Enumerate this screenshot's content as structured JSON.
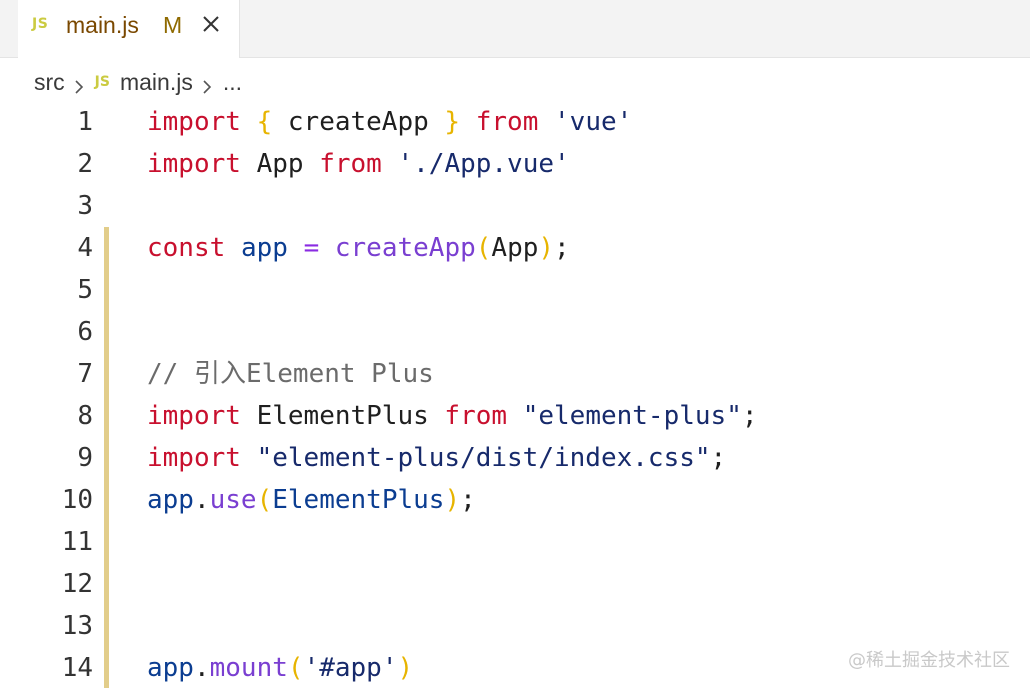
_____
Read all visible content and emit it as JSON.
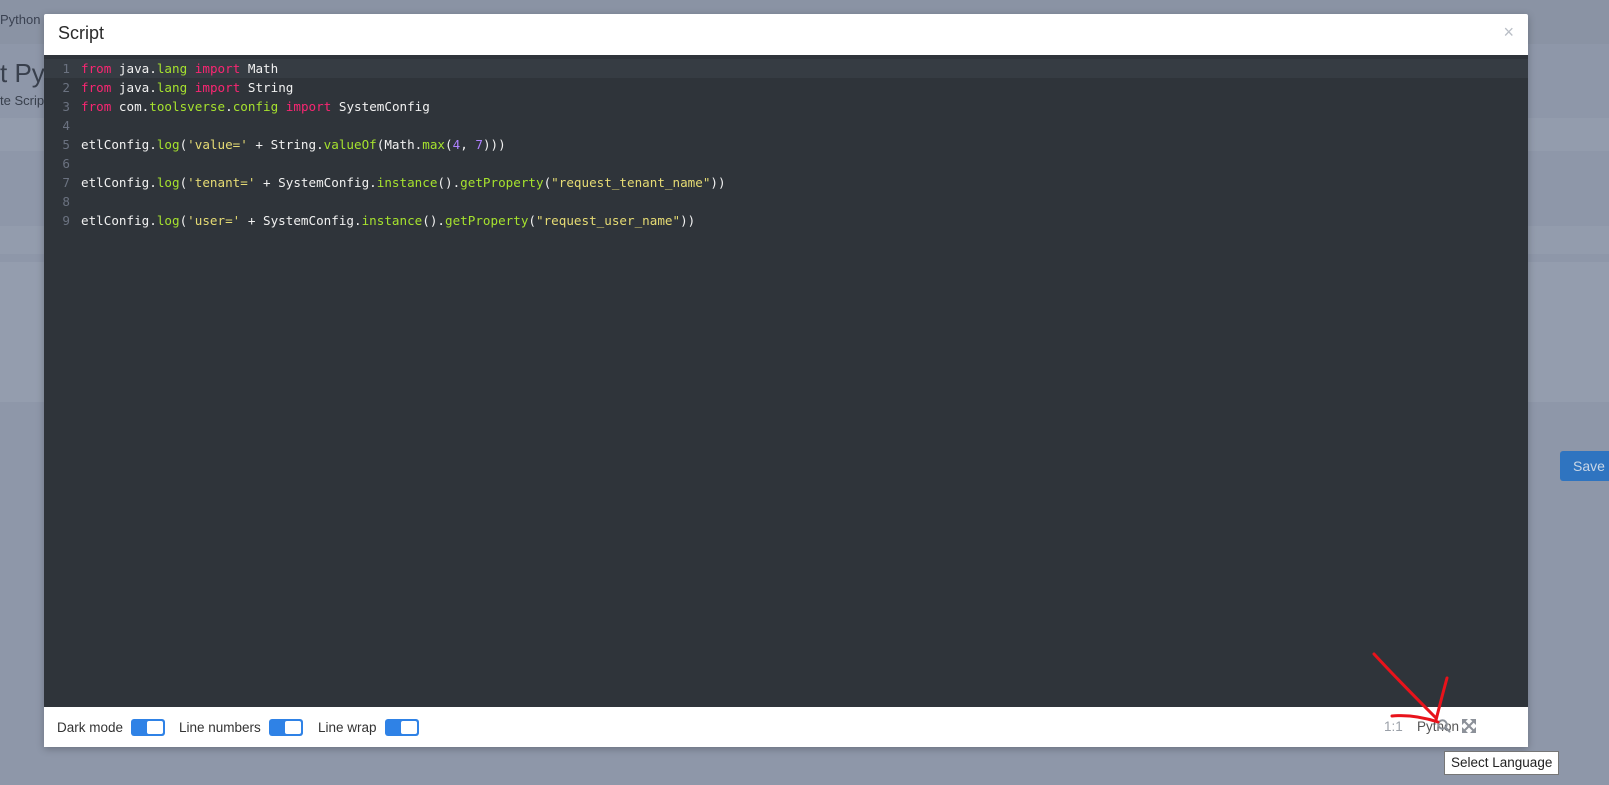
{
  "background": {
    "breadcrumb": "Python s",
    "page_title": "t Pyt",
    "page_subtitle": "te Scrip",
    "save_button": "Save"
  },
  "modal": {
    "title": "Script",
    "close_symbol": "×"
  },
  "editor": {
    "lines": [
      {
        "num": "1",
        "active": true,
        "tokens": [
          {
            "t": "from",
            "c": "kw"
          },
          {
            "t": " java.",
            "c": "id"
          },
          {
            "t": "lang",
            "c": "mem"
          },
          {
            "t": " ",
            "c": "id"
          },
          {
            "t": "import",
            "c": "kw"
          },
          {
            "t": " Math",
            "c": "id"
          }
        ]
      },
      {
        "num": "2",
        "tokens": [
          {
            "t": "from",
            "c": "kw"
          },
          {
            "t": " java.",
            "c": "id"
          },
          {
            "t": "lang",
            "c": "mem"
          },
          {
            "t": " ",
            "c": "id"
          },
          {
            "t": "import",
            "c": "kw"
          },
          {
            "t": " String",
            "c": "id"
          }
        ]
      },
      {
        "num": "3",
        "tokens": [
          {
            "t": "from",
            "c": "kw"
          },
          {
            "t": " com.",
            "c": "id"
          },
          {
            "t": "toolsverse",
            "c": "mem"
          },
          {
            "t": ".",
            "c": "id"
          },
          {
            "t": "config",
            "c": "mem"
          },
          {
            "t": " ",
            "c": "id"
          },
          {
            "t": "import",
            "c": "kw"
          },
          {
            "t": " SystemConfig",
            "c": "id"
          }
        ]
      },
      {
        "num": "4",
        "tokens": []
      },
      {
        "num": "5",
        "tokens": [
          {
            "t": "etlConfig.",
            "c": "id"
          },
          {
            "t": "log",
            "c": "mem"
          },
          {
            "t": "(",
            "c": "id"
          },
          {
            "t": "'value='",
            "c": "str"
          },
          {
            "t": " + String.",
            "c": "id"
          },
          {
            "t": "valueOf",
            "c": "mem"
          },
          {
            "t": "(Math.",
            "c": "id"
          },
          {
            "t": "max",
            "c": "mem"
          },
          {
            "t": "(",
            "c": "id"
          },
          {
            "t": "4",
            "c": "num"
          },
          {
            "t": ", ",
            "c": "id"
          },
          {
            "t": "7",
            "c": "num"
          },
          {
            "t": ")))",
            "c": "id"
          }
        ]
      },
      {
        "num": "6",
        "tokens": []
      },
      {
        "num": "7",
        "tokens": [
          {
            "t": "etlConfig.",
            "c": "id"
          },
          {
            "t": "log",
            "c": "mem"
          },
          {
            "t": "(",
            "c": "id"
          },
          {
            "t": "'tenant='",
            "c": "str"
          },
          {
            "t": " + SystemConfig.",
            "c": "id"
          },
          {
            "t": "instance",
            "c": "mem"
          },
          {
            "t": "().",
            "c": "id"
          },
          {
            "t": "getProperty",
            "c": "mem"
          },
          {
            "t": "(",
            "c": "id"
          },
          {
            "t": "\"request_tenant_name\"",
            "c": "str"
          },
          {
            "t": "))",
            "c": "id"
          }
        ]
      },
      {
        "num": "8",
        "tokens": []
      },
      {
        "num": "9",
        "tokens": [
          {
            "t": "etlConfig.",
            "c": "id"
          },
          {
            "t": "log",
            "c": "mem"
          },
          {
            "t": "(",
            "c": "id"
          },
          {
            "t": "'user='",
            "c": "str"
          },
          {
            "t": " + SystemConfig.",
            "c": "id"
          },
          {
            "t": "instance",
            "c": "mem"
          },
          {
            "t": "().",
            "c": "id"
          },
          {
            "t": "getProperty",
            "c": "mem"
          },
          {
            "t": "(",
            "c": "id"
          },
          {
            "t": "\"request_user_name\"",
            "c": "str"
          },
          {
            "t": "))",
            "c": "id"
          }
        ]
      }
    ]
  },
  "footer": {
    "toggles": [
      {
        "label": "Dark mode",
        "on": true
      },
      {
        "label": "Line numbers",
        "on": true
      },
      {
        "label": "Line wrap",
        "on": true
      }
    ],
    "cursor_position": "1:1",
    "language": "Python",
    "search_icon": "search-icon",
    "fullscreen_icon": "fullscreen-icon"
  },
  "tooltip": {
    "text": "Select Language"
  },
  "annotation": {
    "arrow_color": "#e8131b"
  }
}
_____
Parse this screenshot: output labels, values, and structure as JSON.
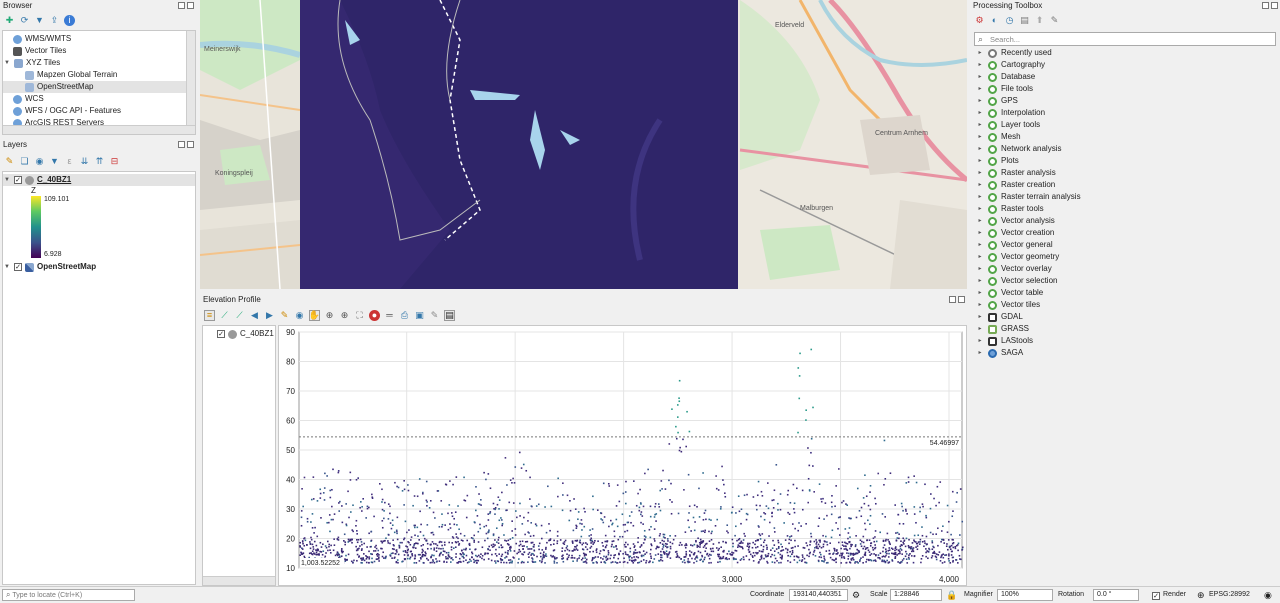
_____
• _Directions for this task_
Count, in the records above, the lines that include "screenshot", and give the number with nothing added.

• _Solution_
2